Youth voices: The missing link in Middle East politics
As the Middle East and North Africa region continues to experience flux in its order, its youth are struggling to have their voice heard at policymaking levels.
Five years on from the uprisings that swept through the Arab world in 2011, many of the same social, political and economic problems persist. The rise of extremism has added to a long list of issues with unemployment, freedom of expression and education preventing security and stability in the region.
All of these problems affect young people disproportionately. Despite being the largest demographic group – and despite their key role in the uprisings themselves - they have not been afforded a voice in national discourses. Empowering and building capacity amongst youth is key to creating a demographic dividend for the future of the region.
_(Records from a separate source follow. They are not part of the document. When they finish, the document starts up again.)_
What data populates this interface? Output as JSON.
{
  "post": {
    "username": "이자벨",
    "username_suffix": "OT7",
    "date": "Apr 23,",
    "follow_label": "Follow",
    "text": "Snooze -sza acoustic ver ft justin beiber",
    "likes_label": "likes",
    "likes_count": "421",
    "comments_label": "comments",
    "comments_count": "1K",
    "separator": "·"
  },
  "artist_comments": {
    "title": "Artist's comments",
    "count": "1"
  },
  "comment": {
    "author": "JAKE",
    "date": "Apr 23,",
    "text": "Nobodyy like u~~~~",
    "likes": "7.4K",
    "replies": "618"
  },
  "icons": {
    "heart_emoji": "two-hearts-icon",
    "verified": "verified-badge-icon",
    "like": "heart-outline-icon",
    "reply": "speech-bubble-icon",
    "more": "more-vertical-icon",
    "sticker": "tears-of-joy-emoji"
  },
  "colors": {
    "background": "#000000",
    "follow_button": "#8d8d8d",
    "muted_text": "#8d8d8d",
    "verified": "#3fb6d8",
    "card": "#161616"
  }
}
Young people feel that established political elites continue to dominate politics and society - as many expressed in a new Chatham House report. This is frustrating the development of the younger generation, exacerbating economic problems and fuelling discontent, social unrest and extremism.
Lack of jobs and opportunities for youth in the Arab world was revealed in the 2016 Arab Youth Survey as one of the key drivers for recruitment to the Islamic State. As Hassan Hassan puts it in his article for the Arab Youth Survey, extremist groups do not simply materialise from thin air. They capitalise upon political, social, economic and religious failures that must be addressed at their roots. The marginalisation of young people is at the very top of this list of failures.
While this phenomenon is nothing new in the Arab world, it has been exacerbated by the increasing centralisation of political power in the region and by the increasing dominance of security in national policy agendas – despite the obvious link between insecurity and youth marginalisation. The few attempts to mobilise young people have been top-down and driven by established elites who are increasingly seen as out of touch with the aspirations of youth.
Despite all this, young people continue to self-organise and engage in community activities and debate on key national issues. Civil society groups play an important role as a non-partisan medium and should be highlighted and supported by the state to lend legitimacy and encourage further youth engagement.
One such is example that was mentioned in my research is NABNI, a think-tank in Algeria which works to bring together different voices in Algerian society to discuss key domestic issues and foster new ideas. A more enabling environment could allow these groups to make a real contribution to national development. Both within and outside political parties, channels for participation in national policymaking should be seen as a benefit to wider social stability, which cannot be assured by preventive security measures alone.
I experienced this frustration of youth first-hand in Tunisia recently, where one interviewee told me, "They [the government] are not willing to let the youth have input into strategic issues, which is problematic when it is the youth who have the best grasp of what the mood is on the street".
Failing to tap into this resource would be a huge missed opportunity for Middle Eastern governments - as well as risking furthering the spread of radicalisation, criminality and the kind of social precarity that comes from irregular or no employment. In the age of new technology, finding ways to incorporate wide-ranging views through youth networks that are created through social media and online engagement is both achievable and essential.
Empowering and engaging the youth of the Arab world is a key factor for the establishment of long-term security and stability of the region. Shifting official discourses from well-established norms of controlling youth, to gradually opening up channels to move the rhetoric of youth inclusion into action is vital. Allowing young people the space to propose and take effective action on domestic issues that concern them is the place to start.
-Saad Aldouri is Programme Coordinator of the Middle East and North Africa Programme at Chatham House. He is the author of a new research paper, Young Arab Voices: Moving youth policy from debate into action. You can follow him on Twitter @s_aldouri
The views expressed in this article belong to the author and do not necessarily reflect the editorial policy of Middle East Eye.
Photo: Tunisian graduates and unemployed youth walk on Mohamed Bouazizi square on 14 December, 2015, in the impoverished central town of Sidi Bouzid (AFP).